= Beginning of Section =
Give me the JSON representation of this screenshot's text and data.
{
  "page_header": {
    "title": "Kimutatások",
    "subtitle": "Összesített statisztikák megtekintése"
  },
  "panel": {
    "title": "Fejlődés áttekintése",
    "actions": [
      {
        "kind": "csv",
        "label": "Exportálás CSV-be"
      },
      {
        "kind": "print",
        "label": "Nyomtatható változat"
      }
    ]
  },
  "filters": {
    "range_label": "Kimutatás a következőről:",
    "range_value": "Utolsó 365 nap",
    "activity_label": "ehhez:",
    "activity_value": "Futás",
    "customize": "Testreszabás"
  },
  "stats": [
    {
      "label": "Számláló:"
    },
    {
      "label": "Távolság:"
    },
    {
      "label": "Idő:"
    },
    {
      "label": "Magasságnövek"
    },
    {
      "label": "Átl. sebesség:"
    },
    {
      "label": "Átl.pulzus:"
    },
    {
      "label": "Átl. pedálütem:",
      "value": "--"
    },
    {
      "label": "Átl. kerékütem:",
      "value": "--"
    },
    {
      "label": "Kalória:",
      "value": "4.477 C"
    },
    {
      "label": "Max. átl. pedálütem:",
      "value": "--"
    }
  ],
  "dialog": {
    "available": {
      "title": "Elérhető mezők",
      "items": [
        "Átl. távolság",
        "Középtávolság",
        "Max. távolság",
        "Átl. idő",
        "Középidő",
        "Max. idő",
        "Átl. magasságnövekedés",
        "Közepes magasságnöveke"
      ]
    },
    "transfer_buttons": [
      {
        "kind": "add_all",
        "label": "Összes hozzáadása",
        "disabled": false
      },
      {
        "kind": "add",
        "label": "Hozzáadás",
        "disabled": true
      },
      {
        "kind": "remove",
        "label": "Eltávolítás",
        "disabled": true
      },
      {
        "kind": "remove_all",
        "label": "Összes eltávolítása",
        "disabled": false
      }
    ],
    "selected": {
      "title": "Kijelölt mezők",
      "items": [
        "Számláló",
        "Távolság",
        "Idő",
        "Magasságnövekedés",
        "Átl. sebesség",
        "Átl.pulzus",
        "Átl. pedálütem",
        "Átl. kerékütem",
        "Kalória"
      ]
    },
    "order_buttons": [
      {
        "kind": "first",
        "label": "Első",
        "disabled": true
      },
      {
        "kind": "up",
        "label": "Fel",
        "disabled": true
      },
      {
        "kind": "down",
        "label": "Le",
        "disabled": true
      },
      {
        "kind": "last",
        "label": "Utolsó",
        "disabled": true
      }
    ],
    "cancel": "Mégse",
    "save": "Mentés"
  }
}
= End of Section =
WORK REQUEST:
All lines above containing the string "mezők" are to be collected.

SOLUTION BELOW:
      "title": "Elérhető mezők",
      "title": "Kijelölt mezők",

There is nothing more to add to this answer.